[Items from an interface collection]

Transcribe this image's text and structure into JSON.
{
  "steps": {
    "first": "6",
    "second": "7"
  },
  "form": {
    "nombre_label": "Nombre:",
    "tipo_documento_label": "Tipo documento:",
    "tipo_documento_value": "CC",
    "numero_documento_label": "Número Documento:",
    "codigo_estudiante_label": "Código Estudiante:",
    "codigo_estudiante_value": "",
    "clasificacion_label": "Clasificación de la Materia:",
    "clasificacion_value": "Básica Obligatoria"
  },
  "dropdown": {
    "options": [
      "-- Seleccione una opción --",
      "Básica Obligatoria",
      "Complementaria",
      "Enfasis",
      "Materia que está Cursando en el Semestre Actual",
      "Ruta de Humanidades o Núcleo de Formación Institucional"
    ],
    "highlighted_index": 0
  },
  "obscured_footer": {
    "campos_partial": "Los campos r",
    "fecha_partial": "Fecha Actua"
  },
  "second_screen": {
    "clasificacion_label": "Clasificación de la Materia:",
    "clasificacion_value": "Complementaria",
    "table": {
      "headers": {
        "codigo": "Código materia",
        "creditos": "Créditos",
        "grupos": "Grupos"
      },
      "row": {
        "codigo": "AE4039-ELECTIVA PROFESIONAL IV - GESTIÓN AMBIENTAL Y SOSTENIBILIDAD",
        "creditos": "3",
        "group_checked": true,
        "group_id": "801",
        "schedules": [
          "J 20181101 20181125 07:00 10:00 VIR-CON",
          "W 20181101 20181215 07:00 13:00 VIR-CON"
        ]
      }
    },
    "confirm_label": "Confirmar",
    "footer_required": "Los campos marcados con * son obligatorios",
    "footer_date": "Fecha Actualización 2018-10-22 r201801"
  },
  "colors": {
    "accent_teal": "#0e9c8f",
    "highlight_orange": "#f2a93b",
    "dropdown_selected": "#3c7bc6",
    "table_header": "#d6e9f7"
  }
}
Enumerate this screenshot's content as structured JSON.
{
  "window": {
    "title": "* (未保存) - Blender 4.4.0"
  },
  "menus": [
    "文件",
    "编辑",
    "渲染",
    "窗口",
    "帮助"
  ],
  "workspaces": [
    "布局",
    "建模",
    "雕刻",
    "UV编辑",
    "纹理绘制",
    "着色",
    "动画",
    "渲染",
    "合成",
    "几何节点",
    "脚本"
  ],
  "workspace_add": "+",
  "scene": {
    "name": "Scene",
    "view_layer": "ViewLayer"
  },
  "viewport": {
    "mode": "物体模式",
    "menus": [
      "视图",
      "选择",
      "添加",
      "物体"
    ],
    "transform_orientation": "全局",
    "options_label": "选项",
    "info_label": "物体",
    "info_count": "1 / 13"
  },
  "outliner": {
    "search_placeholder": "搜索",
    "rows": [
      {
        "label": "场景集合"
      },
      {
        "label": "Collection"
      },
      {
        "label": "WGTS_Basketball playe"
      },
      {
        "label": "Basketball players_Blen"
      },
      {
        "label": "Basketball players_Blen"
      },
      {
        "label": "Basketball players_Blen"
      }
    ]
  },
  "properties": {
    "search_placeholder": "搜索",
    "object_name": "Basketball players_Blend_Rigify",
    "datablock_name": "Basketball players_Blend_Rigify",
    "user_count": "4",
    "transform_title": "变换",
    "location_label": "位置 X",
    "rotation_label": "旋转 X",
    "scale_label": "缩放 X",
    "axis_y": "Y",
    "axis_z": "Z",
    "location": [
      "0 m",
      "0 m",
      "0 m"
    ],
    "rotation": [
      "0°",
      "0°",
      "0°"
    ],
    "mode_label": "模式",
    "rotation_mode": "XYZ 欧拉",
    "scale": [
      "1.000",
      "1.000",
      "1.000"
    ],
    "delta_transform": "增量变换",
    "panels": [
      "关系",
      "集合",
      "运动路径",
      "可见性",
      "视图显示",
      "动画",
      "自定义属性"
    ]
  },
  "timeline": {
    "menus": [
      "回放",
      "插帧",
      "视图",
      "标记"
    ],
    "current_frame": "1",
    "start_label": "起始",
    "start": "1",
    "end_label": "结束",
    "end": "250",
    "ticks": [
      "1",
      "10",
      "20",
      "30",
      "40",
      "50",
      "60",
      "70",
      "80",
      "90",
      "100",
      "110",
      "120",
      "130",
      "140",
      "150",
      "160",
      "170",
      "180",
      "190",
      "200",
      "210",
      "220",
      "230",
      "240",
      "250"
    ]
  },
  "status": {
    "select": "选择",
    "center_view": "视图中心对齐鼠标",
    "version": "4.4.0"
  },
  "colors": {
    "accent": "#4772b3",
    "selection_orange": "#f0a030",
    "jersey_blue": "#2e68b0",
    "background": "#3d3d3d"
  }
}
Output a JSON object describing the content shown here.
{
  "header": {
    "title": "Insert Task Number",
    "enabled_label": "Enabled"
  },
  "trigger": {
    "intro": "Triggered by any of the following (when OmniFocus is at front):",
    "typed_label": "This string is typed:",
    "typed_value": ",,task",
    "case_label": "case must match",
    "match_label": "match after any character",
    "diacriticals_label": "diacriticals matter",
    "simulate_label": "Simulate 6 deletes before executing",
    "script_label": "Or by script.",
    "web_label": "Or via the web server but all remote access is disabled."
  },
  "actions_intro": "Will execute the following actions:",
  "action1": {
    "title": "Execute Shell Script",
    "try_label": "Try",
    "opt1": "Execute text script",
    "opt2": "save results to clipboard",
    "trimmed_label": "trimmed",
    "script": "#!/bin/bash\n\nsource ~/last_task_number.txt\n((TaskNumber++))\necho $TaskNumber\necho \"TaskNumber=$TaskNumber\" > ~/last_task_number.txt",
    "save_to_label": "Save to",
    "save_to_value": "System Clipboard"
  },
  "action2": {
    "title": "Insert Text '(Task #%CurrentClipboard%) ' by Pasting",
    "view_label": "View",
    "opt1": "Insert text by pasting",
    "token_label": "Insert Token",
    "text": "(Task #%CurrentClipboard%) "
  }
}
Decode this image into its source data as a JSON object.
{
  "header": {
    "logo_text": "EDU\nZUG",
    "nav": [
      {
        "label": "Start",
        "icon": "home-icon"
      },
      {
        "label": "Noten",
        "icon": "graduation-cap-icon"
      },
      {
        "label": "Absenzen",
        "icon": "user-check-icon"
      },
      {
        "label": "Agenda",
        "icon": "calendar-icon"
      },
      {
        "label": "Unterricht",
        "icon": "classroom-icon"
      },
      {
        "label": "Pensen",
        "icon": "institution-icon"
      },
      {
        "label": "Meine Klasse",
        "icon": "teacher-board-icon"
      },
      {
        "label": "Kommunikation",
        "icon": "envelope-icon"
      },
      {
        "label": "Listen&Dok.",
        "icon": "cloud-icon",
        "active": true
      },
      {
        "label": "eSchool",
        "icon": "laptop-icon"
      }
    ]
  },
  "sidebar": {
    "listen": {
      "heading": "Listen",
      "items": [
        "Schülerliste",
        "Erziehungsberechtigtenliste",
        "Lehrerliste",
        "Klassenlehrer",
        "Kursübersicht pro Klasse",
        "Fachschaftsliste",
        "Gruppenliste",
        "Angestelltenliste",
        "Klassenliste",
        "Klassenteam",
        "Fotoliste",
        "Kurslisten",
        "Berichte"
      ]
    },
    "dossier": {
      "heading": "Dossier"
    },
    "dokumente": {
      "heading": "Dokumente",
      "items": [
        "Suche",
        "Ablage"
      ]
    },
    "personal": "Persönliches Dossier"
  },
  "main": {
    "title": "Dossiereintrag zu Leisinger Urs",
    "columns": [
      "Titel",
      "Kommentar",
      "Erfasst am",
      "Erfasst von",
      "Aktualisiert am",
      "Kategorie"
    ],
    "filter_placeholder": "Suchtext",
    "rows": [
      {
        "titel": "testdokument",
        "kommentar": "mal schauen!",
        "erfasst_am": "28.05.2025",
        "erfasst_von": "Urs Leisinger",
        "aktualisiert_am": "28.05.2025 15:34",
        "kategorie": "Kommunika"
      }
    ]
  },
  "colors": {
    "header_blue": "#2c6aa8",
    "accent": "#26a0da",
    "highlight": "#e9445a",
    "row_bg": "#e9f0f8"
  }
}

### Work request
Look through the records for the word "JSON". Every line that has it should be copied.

### Solution for this task
Transcribe this image's text and structure into JSON.
Enumerate this screenshot's content as structured JSON.
Output a JSON object describing the content shown here.
Decode this image into its source data as a JSON object.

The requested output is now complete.